Manchester’s Warehouse Project is often described as an unmissable experience for any and all fans of rave culture, and Autechre’s set in Old Granada this weekend was certainly a unique experience to say the least.
The Rochdale-based duo were preceded by Russell Haswell, described by one YouTube user as a “modular gnob [sic].” His set was an electrifying array of Noise music coupled with a massive light show, and whilst I am still recovering from the hearing loss suffered during his set, it was still immensely enjoyable. His set showed a huge level of variety and confidence that few others in the niche genre have mastered. It was, like Autechre’s, made up entirely of original, on the spot improvised Noise, although he did end with a more Trance-influenced piece which got a massively positive response from the crowd.
The atmosphere during Autechre’s show, by contrast, was one of anxiety and claustrophobia. There are few artists who could so successfully conjure up a mood like this live, and indeed only a small few of those who could pull it off would have the confidence to actually do it. Autechre, however, manage effortlessly to attain and embrace this mood, and even give it their own unique flair as well.
Firstly, they performed with the stage lights completely turned off, although the darkness itself wasn’t complete; intense lights from phones and fire exits signs still lit the room, and the effect was positively nauseating. The music itself provided a similar effect, sounding less like the experimental IDM that they’re known for, and more like the ambient soundtrack to a sci-fi horror film. At the same time, one can’t truly describe it as ambient, as most typical ambient music is not loud enough to make your skeleton vibrate.
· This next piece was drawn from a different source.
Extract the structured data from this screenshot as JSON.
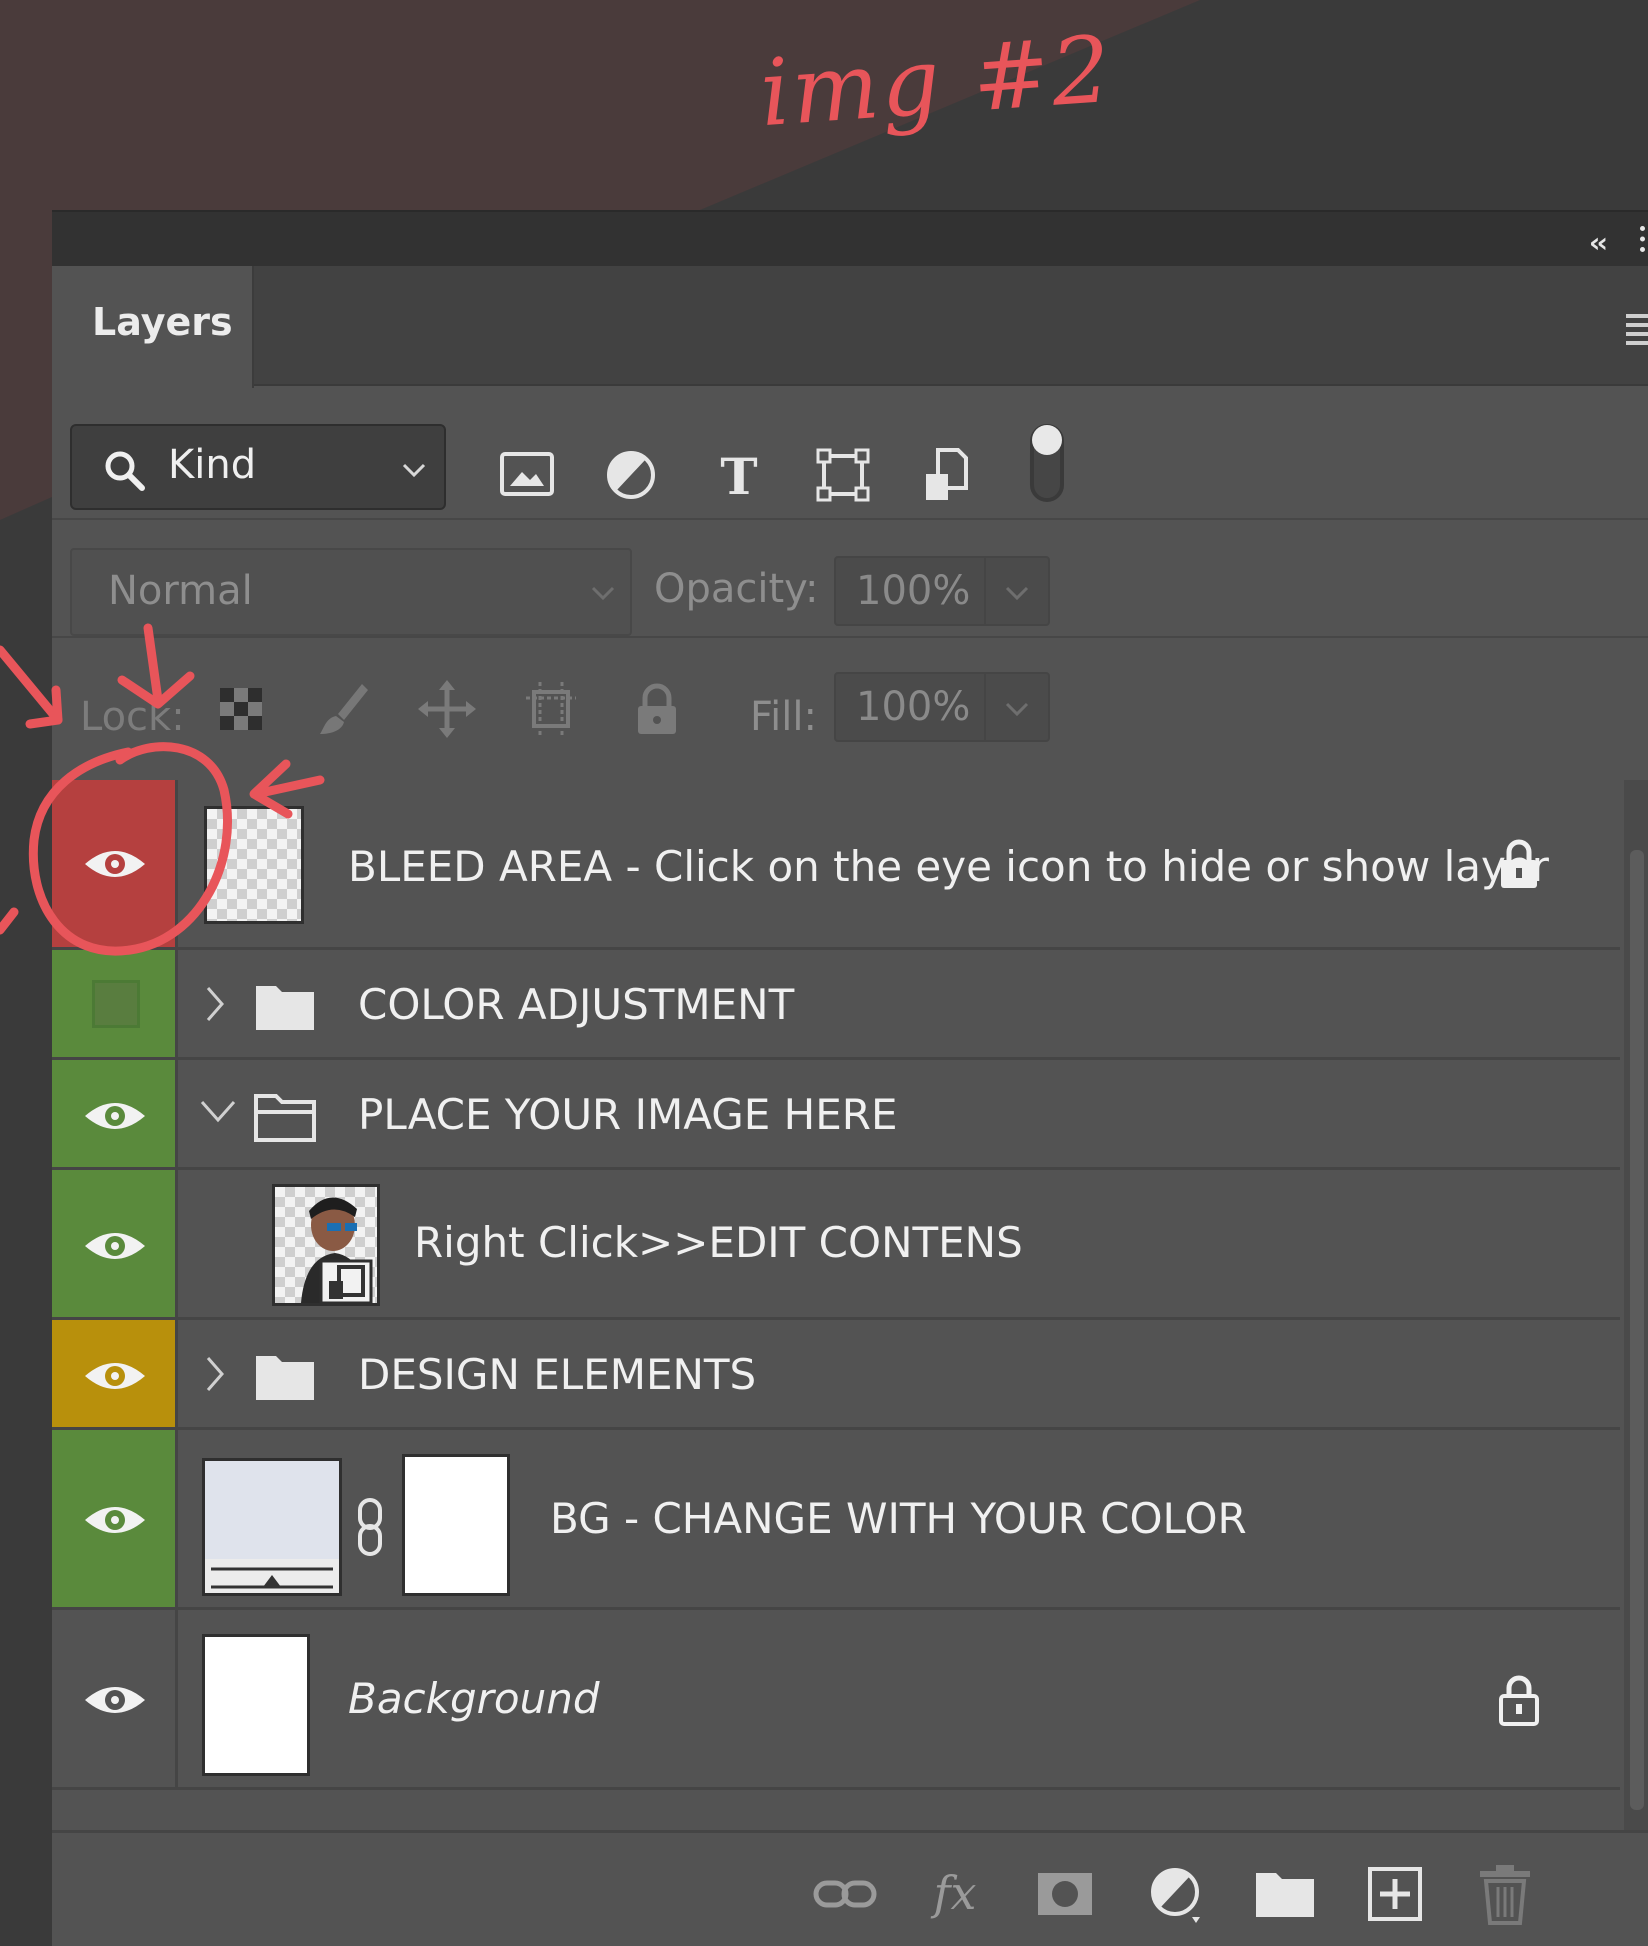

Fans wanting to hear tracks from this year’s critically-acclaimed ‘elseq’ record, or even tracks from older records like ‘Tri Repetae’ or ‘Amber’, were to be disappointed. The entire set was made up on the spot, and barely resembled anything on the band’s studio records, focusing instead on dark, moody soundscapes, with the end result sounding like John Carpenter’s attempt at Glitch music.
Their set was only an hour long, being quite suddenly cut off at the end without warning. Whether or not an improvised soundscape was actually a good decision is hard to say. The crowd stood still for almost the entire set, including the front rows. There were also large groups of people exiting the event who thought that significant portions of the set had been created by random noise generators. I’m not entirely convinced that they’re wrong.
As an artistic experiment, Autechre’s show certainly brought something unique to the table, but whether it was enjoyable is debatable.